BEFORE JACK’S Army, there was another band of ‘Men in Green’ who against-the-odds qualified for World Cups, scored unexpected victories, and did much better than anyone expected.
This was the Northern Ireland team of the 1980s, a team which boasted players like Sammy McIllroy, Norman Whiteside, Gerry Armstrong, Chris Nicholl, and current Republic of Ireland manager Martin O’Neill, not to mention the great Pat Jennings in goal.
Under the guidance of manager Billy Bingham, himself a veteran of Northern Ireland’s 1958 World Cup exploits (where they reached the quarter-finals ), the team won the British Home Championship in 1980 and 1984; qualified for Spain ‘82, dramatically beating the much fancied host nation with a goal from Gerry Armstrong, and progressing through to the second round; and concluding a magical period by reaching Mexico 86.
That final match in Mexico 86 was a 3-0 walloping by a Brazil side featuring Socrates, Zico, and Junior.
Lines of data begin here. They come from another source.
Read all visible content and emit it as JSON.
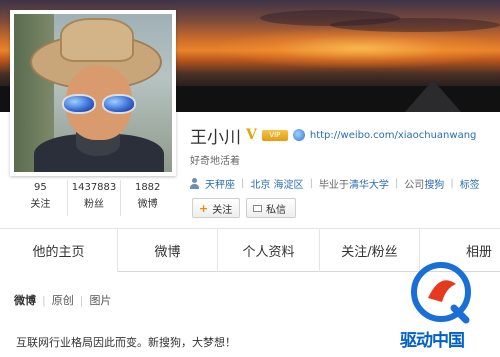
{
  "profile": {
    "name": "王小川",
    "verified_mark": "V",
    "member_badge": "VIP",
    "home_link": "http://weibo.com/xiaochuanwang",
    "bio": "好奇地活着",
    "info": {
      "zodiac": "天秤座",
      "location": "北京 海淀区",
      "school_prefix": "毕业于",
      "school": "清华大学",
      "company_prefix": "公司",
      "company": "搜狗",
      "tags_partial": "标签"
    }
  },
  "stats": [
    {
      "value": "95",
      "label": "关注"
    },
    {
      "value": "1437883",
      "label": "粉丝"
    },
    {
      "value": "1882",
      "label": "微博"
    }
  ],
  "actions": {
    "follow_label": "关注",
    "message_label": "私信"
  },
  "tabs": [
    {
      "label": "他的主页"
    },
    {
      "label": "微博"
    },
    {
      "label": "个人资料"
    },
    {
      "label": "关注/粉丝"
    },
    {
      "label": "相册"
    }
  ],
  "subnav": [
    {
      "label": "微博"
    },
    {
      "label": "原创"
    },
    {
      "label": "图片"
    }
  ],
  "post": {
    "text": "互联网行业格局因此而变。新搜狗，大梦想！"
  },
  "watermark": {
    "text": "驱动中国"
  },
  "icons": {
    "verified": "verified-v-icon",
    "link": "globe-icon",
    "person": "person-icon",
    "follow": "plus-icon",
    "message": "mail-icon"
  }
}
It was the last match Pat Jennings ever played, and the first game of football I ever saw. That, and family tree reasons have kept me a ‘Norn Iron’ supporter since, and now, that World Cup campaign has been turned into a film - Shooting For Socrates - set to become a highlight of this year’s Galway Film Fleadh.
Shooting For Socrates charts Northern Ireland’s journey to Mexico 86, and the parallel stories of Billy Bingham’s attempts with his team, and a father’s attempt with his son, to give, through football, some hope, pride, and enjoyment in a society torn apart by sectarianism, political instability, and war.
The film features John Hannah (Spartacus, Elementary ) as Bingham; Richard Dormer (who played Terry Hooley in the magnificent Good Vibrations ) as the father, Arthur; Conleth Hill (Game Of Thrones ) as UTV commentator Jackie Fullerton; and Bronagh Gallagher (The Commitments, Star Wars, Grabbers ).
It was scripted by Belfast playwright Marie Jones, best known for Stones In His Pockets and A Night In November, which deals with the controversial Republic of Ireland v Northern Ireland 1994 World Cup qualifier. It also contains footage of the late, very great, Brazilian footballer Socrates, after whom the film is named.